That last three minutes of “Before Sunrise” (1995) are always a punch to my gut. The inevitability of the end of the shining relationship. The rising of the sun burning away the evening of dreams and possibilities. Collapsing infinite potentials into a concrete reality. Exposing the detritus of the night’s revelry. Exchanging uncertainty on the edge of the teeth with the clear declaration on the lips of rational adults making rational decisions. “We are back in real time,” we reluctantly groan.
And then the flip at the train. The manifest exchange of certainty with potentials. Feverish, breathless abandon pushing aside rationality with passion. We will meet again, will we?
Personally, I love the sunrise; I just hate waking up for it. I also hate what it does to the world if the night allowed the world to feel something. It shows us passion is folly, although hours before passion was as real as solar fire.
Babycakes and milkshakes. Don’t you know me? Don’t you know me by now?
Last night’s foggy drive made me worry that a cryptid would attack out of nowhere and snatch me from my car, and that Mulder and Scully would have to investigate which sequence of mundane events occurred to explain what really happened.
MULDER: His browser history shows he’s made 253 recent visits to Fortean Times, and the IRS confirms he owes back taxes.
SCULLY: He’s also the defendant in several paternity cases, and the blood in the driver seat is determined to be porcine in origin.
MULDER: So he made like D.B. Cooper and disappeared after ditching his car on this county road.
Driving around tonight in the fog makes me realize that I miss weather.
It’s always so hot and dry and boring here in Austin.

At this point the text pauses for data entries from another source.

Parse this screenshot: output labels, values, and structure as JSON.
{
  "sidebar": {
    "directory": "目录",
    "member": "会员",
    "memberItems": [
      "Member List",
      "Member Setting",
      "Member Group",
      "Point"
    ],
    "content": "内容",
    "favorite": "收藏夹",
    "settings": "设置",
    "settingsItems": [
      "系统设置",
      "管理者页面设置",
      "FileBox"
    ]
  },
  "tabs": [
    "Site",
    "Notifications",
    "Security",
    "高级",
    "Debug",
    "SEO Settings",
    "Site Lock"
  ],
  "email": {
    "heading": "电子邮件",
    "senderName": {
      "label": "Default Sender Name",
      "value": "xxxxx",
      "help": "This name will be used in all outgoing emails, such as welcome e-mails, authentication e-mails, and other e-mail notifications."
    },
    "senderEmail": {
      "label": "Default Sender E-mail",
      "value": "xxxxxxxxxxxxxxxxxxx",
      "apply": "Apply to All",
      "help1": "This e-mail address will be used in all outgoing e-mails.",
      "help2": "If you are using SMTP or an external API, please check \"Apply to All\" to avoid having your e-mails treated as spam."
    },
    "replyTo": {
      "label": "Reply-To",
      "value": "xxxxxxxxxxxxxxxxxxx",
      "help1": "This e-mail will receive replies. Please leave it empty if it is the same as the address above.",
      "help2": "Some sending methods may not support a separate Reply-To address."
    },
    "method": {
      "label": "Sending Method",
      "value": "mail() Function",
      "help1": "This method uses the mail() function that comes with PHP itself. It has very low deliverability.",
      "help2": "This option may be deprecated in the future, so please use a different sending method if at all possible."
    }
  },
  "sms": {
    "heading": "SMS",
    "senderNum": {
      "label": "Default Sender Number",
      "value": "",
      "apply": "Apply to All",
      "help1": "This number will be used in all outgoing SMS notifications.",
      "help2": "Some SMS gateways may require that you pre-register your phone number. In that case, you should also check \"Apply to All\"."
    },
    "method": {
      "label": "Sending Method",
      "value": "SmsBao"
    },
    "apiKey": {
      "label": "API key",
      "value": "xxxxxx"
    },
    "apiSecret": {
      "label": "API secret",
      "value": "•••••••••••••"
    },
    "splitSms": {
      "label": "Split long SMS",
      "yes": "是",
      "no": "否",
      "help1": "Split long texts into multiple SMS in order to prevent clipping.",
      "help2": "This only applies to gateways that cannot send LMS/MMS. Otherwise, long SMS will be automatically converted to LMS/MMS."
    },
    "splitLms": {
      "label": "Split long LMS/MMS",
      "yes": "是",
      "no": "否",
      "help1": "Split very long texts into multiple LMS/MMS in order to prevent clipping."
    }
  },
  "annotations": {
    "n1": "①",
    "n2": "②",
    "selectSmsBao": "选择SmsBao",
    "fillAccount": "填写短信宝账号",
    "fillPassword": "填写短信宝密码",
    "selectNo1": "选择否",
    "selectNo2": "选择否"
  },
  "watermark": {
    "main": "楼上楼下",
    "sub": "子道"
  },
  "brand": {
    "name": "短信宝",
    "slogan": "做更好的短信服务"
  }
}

Give me weather, dammit. Variable weather. Second-guessing weather. “Do I need a coat, an umbrella, or cargo shorts?” weather. It’s what I miss about living in my mid-latitude home state, where we’re reminded that there are four seasons in the year.
I certainly do miss that variability. It kept me present, observant, honest about reality; attentive to how to handle myself in the unknown environment. It gave me news to bemuse.
Some day, Austin may lose all its charm and I’ll pull up stakes and move up a few states, but until then, I’ll have to take what I can from these strange winter weeks and find novelty where I can find it.
Important information from the Office of My Kitchen:
Listen, these chicken strips won’t double-batter and fry themselves. I’m here to facilitate.
Breaded with flour, Herbs de Provence, Lowry’s Season Salt, onion powder, egg, milk. Homefries could’ve fried further, but I got impatient. Honey mustard made by pouring honey and brown mustard into a bowl and mixing them, like some chemist who’s too cheap for store-bought.